▸ EXERCISE DETAILS: Whatever the lines below say, output them exactly.

App and web page records:
━━━━━━━━━━━━━━━━━━━━━━━━━━━━━━

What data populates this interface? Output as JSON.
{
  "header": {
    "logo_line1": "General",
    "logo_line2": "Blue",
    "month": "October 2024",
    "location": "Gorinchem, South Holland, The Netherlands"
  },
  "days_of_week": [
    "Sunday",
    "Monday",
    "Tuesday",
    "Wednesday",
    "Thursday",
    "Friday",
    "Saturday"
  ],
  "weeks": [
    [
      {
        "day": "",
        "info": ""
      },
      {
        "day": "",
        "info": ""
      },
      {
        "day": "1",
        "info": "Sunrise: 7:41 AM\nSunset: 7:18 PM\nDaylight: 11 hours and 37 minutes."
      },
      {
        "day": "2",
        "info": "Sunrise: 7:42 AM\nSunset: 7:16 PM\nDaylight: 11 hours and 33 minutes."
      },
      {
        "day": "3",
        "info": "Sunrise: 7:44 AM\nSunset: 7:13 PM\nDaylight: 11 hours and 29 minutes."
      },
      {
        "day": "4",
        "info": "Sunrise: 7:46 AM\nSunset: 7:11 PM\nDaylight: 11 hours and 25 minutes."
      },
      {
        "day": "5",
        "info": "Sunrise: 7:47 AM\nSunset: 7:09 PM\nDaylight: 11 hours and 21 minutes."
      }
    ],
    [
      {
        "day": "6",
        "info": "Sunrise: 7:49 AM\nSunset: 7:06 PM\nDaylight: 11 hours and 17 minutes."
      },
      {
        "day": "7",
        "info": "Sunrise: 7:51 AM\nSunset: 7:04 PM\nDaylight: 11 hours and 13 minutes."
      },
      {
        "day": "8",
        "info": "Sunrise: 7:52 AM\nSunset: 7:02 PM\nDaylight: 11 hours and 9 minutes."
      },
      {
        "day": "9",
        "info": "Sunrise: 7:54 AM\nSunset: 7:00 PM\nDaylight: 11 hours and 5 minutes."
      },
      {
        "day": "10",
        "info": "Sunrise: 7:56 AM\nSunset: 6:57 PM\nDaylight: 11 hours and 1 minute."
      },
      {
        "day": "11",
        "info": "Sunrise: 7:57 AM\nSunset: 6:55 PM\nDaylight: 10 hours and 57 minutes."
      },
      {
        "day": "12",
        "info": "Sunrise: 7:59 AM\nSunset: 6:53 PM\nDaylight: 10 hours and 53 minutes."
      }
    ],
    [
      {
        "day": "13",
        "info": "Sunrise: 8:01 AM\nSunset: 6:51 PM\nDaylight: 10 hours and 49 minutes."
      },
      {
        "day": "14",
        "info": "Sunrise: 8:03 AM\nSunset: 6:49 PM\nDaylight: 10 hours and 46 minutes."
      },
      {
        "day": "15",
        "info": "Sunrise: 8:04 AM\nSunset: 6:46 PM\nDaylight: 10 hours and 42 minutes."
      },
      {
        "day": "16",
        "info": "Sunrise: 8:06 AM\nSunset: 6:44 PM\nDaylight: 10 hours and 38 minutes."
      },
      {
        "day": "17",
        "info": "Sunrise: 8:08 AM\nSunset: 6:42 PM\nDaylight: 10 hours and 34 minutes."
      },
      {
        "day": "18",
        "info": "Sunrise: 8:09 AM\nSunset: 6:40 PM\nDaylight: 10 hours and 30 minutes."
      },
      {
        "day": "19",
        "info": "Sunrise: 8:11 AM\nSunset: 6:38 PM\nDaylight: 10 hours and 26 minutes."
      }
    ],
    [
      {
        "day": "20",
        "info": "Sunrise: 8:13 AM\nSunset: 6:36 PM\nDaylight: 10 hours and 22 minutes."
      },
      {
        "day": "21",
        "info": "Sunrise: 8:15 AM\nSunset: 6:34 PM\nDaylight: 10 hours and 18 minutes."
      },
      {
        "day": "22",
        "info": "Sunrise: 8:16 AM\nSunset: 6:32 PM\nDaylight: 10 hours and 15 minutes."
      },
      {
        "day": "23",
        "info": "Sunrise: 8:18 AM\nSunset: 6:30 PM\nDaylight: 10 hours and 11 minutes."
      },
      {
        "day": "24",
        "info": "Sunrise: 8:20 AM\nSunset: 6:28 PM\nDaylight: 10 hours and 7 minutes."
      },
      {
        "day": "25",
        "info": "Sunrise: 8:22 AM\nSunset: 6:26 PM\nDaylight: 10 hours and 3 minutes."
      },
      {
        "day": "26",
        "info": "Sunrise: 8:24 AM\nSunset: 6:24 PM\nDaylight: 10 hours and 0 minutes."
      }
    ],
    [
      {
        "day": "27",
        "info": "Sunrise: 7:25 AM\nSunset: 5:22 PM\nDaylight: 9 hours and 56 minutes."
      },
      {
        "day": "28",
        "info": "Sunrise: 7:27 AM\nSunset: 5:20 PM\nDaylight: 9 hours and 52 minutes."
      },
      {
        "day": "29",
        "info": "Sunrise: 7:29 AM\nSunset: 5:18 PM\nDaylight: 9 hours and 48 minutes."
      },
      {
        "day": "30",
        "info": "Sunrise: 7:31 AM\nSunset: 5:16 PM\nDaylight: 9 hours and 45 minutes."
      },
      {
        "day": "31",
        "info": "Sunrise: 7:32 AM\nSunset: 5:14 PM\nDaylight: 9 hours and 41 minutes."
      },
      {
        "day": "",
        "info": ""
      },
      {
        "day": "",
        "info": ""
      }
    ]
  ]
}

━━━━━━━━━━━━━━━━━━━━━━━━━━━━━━

▸ WRITTEN ANSWER:
What data populates this interface? Output as JSON.
{
  "header": {
    "logo_line1": "General",
    "logo_line2": "Blue",
    "month": "October 2024",
    "location": "Gorinchem, South Holland, The Netherlands"
  },
  "days_of_week": [
    "Sunday",
    "Monday",
    "Tuesday",
    "Wednesday",
    "Thursday",
    "Friday",
    "Saturday"
  ],
  "weeks": [
    [
      {
        "day": "",
        "info": ""
      },
      {
        "day": "",
        "info": ""
      },
      {
        "day": "1",
        "info": "Sunrise: 7:41 AM\nSunset: 7:18 PM\nDaylight: 11 hours and 37 minutes."
      },
      {
        "day": "2",
        "info": "Sunrise: 7:42 AM\nSunset: 7:16 PM\nDaylight: 11 hours and 33 minutes."
      },
      {
        "day": "3",
        "info": "Sunrise: 7:44 AM\nSunset: 7:13 PM\nDaylight: 11 hours and 29 minutes."
      },
      {
        "day": "4",
        "info": "Sunrise: 7:46 AM\nSunset: 7:11 PM\nDaylight: 11 hours and 25 minutes."
      },
      {
        "day": "5",
        "info": "Sunrise: 7:47 AM\nSunset: 7:09 PM\nDaylight: 11 hours and 21 minutes."
      }
    ],
    [
      {
        "day": "6",
        "info": "Sunrise: 7:49 AM\nSunset: 7:06 PM\nDaylight: 11 hours and 17 minutes."
      },
      {
        "day": "7",
        "info": "Sunrise: 7:51 AM\nSunset: 7:04 PM\nDaylight: 11 hours and 13 minutes."
      },
      {
        "day": "8",
        "info": "Sunrise: 7:52 AM\nSunset: 7:02 PM\nDaylight: 11 hours and 9 minutes."
      },
      {
        "day": "9",
        "info": "Sunrise: 7:54 AM\nSunset: 7:00 PM\nDaylight: 11 hours and 5 minutes."
      },
      {
        "day": "10",
        "info": "Sunrise: 7:56 AM\nSunset: 6:57 PM\nDaylight: 11 hours and 1 minute."
      },
      {
        "day": "11",
        "info": "Sunrise: 7:57 AM\nSunset: 6:55 PM\nDaylight: 10 hours and 57 minutes."
      },
      {
        "day": "12",
        "info": "Sunrise: 7:59 AM\nSunset: 6:53 PM\nDaylight: 10 hours and 53 minutes."
      }
    ],
    [
      {
        "day": "13",
        "info": "Sunrise: 8:01 AM\nSunset: 6:51 PM\nDaylight: 10 hours and 49 minutes."
      },
      {
        "day": "14",
        "info": "Sunrise: 8:03 AM\nSunset: 6:49 PM\nDaylight: 10 hours and 46 minutes."
      },
      {
        "day": "15",
        "info": "Sunrise: 8:04 AM\nSunset: 6:46 PM\nDaylight: 10 hours and 42 minutes."
      },
      {
        "day": "16",
        "info": "Sunrise: 8:06 AM\nSunset: 6:44 PM\nDaylight: 10 hours and 38 minutes."
      },
      {
        "day": "17",
        "info": "Sunrise: 8:08 AM\nSunset: 6:42 PM\nDaylight: 10 hours and 34 minutes."
      },
      {
        "day": "18",
        "info": "Sunrise: 8:09 AM\nSunset: 6:40 PM\nDaylight: 10 hours and 30 minutes."
      },
      {
        "day": "19",
        "info": "Sunrise: 8:11 AM\nSunset: 6:38 PM\nDaylight: 10 hours and 26 minutes."
      }
    ],
    [
      {
        "day": "20",
        "info": "Sunrise: 8:13 AM\nSunset: 6:36 PM\nDaylight: 10 hours and 22 minutes."
      },
      {
        "day": "21",
        "info": "Sunrise: 8:15 AM\nSunset: 6:34 PM\nDaylight: 10 hours and 18 minutes."
      },
      {
        "day": "22",
        "info": "Sunrise: 8:16 AM\nSunset: 6:32 PM\nDaylight: 10 hours and 15 minutes."
      },
      {
        "day": "23",
        "info": "Sunrise: 8:18 AM\nSunset: 6:30 PM\nDaylight: 10 hours and 11 minutes."
      },
      {
        "day": "24",
        "info": "Sunrise: 8:20 AM\nSunset: 6:28 PM\nDaylight: 10 hours and 7 minutes."
      },
      {
        "day": "25",
        "info": "Sunrise: 8:22 AM\nSunset: 6:26 PM\nDaylight: 10 hours and 3 minutes."
      },
      {
        "day": "26",
        "info": "Sunrise: 8:24 AM\nSunset: 6:24 PM\nDaylight: 10 hours and 0 minutes."
      }
    ],
    [
      {
        "day": "27",
        "info": "Sunrise: 7:25 AM\nSunset: 5:22 PM\nDaylight: 9 hours and 56 minutes."
      },
      {
        "day": "28",
        "info": "Sunrise: 7:27 AM\nSunset: 5:20 PM\nDaylight: 9 hours and 52 minutes."
      },
      {
        "day": "29",
        "info": "Sunrise: 7:29 AM\nSunset: 5:18 PM\nDaylight: 9 hours and 48 minutes."
      },
      {
        "day": "30",
        "info": "Sunrise: 7:31 AM\nSunset: 5:16 PM\nDaylight: 9 hours and 45 minutes."
      },
      {
        "day": "31",
        "info": "Sunrise: 7:32 AM\nSunset: 5:14 PM\nDaylight: 9 hours and 41 minutes."
      },
      {
        "day": "",
        "info": ""
      },
      {
        "day": "",
        "info": ""
      }
    ]
  ]
}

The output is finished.